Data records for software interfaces
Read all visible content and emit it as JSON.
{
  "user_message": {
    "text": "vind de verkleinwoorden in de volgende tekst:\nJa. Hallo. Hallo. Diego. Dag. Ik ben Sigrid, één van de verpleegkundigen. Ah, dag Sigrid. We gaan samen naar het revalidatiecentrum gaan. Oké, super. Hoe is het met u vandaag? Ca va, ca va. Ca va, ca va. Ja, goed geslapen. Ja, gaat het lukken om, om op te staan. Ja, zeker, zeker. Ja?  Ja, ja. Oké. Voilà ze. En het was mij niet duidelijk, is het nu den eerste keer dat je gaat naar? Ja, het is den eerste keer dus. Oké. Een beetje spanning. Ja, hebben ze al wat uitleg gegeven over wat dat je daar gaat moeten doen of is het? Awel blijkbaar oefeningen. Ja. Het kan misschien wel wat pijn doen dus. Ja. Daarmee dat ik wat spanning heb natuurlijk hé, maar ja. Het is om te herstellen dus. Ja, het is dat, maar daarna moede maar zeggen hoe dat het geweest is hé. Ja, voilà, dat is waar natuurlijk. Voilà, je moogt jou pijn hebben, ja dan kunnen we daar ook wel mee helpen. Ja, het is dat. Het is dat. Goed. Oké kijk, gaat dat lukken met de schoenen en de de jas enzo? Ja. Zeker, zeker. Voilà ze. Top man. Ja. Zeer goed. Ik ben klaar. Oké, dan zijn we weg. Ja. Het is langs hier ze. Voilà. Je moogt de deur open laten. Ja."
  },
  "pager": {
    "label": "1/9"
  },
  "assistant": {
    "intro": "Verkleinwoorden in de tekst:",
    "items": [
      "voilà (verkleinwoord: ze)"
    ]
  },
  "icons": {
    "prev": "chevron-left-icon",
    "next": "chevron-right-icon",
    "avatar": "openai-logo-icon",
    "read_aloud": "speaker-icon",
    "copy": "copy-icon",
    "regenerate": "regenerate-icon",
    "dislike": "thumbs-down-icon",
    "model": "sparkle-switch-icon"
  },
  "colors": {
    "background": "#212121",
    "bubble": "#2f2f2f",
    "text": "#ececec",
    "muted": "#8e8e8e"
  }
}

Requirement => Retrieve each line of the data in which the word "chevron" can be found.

Result below =>
    "prev": "chevron-left-icon",
    "next": "chevron-right-icon",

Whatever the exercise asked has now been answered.